"In Kiel, we are ideally positioned for holistic research into the topic of Ocean Health. This is essential because we don't even know about many novel diseases in the sea yet," explains microbiologist Professor Ruth Schmitz-Streit, Director of the Institute of General Microbiology at CAU and coordinator for the research field Biological Marine Systems in the Kiel Marine Science (KMS) research focus. "We are interested in the dynamic courses in the spread of viruses and the molecular interactions with animals, plants or fungi. Our research aims to identify those factors that can also trigger diseases in humans - currently using the example of vibrios in the sea. And here we need experts who can build a bridge from research into individual pathogens to their significance for the marine ecosystem and ultimately for humans."

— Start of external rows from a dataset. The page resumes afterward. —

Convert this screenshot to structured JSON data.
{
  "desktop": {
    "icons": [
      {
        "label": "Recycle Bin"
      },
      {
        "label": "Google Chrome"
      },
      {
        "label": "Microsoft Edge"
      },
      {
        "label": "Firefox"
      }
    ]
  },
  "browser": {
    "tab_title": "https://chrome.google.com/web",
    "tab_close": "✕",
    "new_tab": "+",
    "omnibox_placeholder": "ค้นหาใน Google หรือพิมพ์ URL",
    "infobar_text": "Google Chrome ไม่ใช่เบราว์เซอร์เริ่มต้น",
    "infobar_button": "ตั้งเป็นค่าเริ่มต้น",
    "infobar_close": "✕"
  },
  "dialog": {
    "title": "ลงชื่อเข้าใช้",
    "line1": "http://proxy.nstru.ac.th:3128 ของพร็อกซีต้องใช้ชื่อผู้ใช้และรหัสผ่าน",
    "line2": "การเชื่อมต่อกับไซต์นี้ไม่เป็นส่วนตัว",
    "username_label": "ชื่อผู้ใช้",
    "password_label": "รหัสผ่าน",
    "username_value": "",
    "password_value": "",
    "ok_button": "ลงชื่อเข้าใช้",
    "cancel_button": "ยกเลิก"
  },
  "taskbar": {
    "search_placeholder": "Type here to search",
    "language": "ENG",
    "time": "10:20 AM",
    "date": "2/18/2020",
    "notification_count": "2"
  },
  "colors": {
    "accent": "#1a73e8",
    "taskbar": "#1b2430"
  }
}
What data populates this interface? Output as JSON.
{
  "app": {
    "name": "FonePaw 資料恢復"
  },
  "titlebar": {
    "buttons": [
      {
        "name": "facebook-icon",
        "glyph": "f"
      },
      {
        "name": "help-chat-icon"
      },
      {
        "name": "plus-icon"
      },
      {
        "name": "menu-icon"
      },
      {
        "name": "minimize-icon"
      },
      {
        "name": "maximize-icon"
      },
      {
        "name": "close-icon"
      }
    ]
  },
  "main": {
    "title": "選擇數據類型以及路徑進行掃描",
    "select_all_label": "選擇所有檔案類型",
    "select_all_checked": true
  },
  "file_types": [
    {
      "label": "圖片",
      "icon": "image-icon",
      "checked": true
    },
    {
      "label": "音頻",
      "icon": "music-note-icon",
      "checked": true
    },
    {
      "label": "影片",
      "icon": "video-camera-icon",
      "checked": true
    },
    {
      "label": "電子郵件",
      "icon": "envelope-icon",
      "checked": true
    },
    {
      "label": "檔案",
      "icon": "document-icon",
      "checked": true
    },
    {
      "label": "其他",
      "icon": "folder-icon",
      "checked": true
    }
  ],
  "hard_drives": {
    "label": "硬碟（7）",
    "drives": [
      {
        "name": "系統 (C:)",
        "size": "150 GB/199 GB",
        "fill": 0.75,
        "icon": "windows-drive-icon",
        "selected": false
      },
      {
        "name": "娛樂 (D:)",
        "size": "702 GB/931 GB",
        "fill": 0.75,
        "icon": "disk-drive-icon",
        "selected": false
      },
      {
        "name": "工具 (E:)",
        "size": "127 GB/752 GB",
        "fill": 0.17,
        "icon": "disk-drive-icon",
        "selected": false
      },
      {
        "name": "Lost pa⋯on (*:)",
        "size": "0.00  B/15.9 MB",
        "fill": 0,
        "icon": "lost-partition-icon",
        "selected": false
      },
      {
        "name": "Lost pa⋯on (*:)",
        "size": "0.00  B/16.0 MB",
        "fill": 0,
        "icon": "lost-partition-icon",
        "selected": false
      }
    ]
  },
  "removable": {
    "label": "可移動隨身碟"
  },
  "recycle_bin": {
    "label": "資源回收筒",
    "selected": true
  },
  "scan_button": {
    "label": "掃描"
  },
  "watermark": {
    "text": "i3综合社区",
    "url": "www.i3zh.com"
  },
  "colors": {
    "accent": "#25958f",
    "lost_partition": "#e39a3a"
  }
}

How can we best manage the societal and economic impacts of marine disease processes? And how can management of marine ecosystems succeed in the face of numerous unknown factors? "We are studying the interactions between society and marine ecosystems, and how, for example, disease outbreaks in marine aquaculture can affect food security. Our goal is to derive options for action for effective management across time, space and borders," emphasizes Marie-Catherine Riekhof, Director of the Center for Ocean and Society (CeOS) and Professor of Political Economy of Resource Management at the Institute of Agricultural Economics at Kiel University.

The 2nd International Ocean Health Symposium was jointly organized by Kiel Marine Science (KMS) priority research area at Kiel University and the GEOMAR Helmholtz Centre for Ocean Research Kiel and supported by the Center for Ocean and Society (CeOS) / KMS, the Collaborative Research Center (SFB) 1182 "Emergence and Functioning of Metaorganisms" and the Helmholtz Research Field Earth and Environment (Topic 6, Marine Life). The event strengthens the interdisciplinary and cross-faculty research activities on "Ocean Health" at Kiel. Furthermore, the symposium was accepted as an activity within the UN Decade of Ocean Research and contributes to Goal 2 "A healthy and resilient ocean".

A group of people in front of a building
© Bevis Nickel

More than 100 international experts discuss marine health with a focus on the impact of marine pathogens on ecosystems and society.

Portrait Nele Matz-Lück
© Carolin Kirchwehm

CAU Vice President professor Nele Matz-Lück opened the symposium on Ocean Health. The Kiel symposium has provided new impulses for research into this socially relevant topic.

Portrait Katja Matthes
© Carolin Kirchwehm

Professsor Katja Matthes, Director of GEOMAR, stated that the topic Ocean Health requires cross-cutting knowledge and action.

Press contact (GEOMAR):

Ann Kristin Montano
Communication and Media
GEOMAR Helmholtz Centre for Ocean Research Kiel


Press contact (CAU):

Friederike Balzereit
Science Communication Kiel Marine Science (KMS), CAU